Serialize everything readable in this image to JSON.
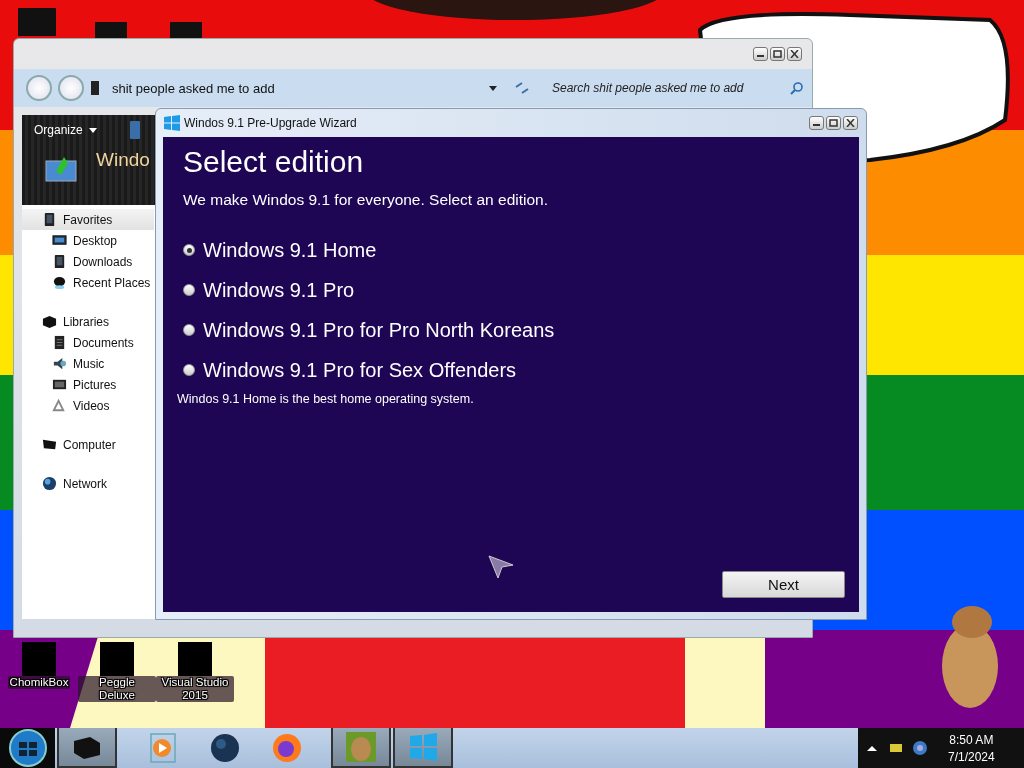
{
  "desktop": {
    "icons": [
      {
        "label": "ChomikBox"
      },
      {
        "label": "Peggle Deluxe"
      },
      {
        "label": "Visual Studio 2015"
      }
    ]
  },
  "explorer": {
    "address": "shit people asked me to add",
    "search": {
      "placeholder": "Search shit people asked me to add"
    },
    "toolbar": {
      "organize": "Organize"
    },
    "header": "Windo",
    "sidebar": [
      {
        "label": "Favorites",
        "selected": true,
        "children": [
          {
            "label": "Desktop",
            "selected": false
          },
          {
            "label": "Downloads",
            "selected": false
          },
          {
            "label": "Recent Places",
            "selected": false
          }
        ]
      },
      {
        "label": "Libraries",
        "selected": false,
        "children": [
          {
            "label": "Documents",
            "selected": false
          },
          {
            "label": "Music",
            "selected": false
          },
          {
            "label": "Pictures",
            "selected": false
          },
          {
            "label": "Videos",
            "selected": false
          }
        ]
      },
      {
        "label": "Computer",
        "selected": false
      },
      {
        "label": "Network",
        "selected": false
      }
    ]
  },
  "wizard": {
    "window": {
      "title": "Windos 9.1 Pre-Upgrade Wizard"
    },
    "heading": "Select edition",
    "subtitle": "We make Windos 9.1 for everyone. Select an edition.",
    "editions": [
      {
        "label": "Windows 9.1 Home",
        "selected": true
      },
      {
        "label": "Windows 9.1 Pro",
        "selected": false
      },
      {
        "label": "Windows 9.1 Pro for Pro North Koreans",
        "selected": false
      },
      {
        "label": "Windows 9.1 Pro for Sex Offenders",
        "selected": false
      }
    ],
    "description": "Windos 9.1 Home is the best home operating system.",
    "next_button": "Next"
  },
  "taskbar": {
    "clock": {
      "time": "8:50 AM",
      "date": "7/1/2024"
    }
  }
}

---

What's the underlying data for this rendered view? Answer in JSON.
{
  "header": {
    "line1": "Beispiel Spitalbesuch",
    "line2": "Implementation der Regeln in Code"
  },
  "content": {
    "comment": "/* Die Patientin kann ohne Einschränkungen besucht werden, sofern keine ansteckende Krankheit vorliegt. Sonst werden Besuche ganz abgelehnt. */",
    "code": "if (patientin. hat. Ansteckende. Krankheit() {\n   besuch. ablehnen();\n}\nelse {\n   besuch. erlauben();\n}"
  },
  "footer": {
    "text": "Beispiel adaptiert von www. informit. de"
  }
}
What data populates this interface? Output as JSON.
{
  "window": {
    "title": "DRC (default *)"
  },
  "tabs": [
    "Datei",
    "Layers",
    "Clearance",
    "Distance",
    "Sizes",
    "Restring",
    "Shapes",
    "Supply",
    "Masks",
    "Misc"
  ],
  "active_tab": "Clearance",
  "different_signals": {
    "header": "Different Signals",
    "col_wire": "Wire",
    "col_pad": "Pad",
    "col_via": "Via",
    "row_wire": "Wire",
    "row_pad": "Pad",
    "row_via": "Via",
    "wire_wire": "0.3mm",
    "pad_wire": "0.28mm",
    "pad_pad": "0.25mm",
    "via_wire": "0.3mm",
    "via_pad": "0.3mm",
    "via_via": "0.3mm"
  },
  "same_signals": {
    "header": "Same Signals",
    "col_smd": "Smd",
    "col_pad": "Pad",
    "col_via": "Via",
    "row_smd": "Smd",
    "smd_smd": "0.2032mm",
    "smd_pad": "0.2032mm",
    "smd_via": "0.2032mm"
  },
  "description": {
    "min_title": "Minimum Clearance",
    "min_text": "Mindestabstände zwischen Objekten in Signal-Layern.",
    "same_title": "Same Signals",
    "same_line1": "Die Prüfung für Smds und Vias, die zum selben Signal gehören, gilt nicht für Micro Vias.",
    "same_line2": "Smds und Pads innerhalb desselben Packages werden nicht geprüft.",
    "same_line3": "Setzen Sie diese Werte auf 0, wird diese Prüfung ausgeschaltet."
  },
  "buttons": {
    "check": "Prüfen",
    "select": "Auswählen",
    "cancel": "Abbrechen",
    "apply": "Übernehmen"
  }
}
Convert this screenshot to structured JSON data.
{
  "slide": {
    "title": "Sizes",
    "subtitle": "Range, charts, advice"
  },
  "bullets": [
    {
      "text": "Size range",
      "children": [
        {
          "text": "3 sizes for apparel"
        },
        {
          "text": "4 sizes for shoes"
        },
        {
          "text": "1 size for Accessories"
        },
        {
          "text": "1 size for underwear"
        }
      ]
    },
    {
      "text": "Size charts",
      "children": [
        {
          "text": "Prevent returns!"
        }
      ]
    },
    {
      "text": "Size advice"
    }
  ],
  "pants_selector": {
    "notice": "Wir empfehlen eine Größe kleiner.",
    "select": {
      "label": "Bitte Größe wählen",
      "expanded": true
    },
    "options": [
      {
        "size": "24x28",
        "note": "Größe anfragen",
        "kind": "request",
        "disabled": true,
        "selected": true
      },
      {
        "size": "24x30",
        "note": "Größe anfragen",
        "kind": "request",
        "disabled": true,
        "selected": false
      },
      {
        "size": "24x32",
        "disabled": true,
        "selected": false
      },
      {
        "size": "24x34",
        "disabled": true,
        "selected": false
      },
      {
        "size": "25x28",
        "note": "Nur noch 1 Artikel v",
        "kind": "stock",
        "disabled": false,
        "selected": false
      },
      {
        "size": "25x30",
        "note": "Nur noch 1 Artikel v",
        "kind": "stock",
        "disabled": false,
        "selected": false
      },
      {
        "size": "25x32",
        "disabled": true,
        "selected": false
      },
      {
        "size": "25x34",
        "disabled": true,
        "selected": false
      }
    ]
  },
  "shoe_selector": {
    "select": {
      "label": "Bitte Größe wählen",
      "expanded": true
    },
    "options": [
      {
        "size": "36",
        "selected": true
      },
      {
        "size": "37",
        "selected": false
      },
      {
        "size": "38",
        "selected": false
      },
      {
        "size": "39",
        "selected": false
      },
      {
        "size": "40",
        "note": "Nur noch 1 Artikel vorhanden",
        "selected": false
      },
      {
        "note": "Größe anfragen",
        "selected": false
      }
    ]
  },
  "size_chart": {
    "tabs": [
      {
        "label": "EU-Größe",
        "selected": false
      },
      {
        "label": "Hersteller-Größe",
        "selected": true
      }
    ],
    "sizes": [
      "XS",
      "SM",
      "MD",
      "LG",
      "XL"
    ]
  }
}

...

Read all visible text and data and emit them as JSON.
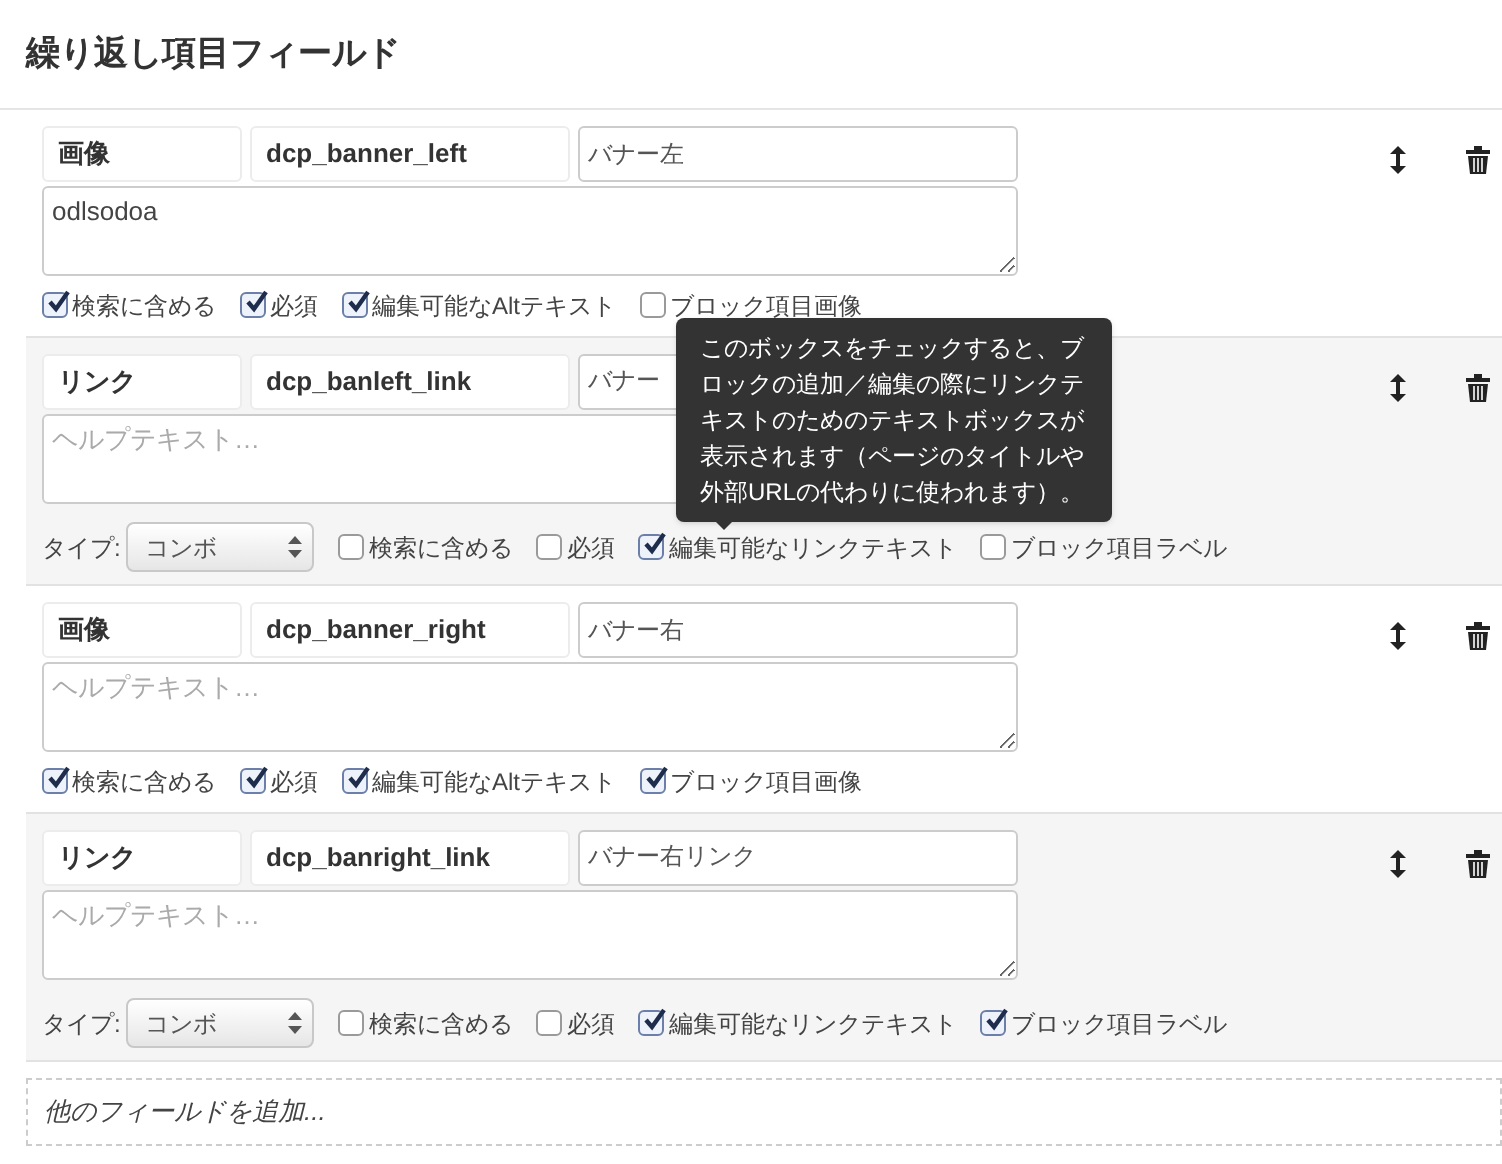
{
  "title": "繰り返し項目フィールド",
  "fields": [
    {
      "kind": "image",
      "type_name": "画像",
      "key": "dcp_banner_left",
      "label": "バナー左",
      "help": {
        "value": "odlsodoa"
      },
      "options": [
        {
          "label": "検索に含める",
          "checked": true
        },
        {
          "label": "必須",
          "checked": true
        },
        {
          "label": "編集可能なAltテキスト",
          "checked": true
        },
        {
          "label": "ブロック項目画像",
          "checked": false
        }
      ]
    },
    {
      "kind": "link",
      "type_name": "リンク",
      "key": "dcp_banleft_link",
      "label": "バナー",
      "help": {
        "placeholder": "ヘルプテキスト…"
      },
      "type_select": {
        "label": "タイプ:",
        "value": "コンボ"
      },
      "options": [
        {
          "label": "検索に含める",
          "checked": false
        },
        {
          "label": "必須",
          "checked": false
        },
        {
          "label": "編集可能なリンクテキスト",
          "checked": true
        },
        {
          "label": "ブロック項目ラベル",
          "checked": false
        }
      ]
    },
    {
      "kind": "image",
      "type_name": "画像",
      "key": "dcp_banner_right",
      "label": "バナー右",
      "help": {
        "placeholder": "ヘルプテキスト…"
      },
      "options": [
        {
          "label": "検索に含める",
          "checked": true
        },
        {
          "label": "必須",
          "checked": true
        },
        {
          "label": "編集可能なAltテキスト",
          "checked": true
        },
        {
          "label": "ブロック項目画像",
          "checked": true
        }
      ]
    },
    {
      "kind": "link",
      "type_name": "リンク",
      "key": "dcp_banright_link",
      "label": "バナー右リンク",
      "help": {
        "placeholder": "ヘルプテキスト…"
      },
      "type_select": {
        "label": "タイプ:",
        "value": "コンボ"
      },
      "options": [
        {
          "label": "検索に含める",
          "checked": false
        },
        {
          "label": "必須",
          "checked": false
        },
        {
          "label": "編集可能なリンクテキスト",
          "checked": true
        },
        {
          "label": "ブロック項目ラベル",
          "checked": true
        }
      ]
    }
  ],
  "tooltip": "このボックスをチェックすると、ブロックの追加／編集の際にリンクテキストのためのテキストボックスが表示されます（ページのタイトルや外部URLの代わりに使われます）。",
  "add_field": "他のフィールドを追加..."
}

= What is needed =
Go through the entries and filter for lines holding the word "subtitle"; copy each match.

= Final answer =
    "subtitle": "We make Windos 9.1 for everyone. Select an edition.",
    "subtitle": "Range, charts, advice"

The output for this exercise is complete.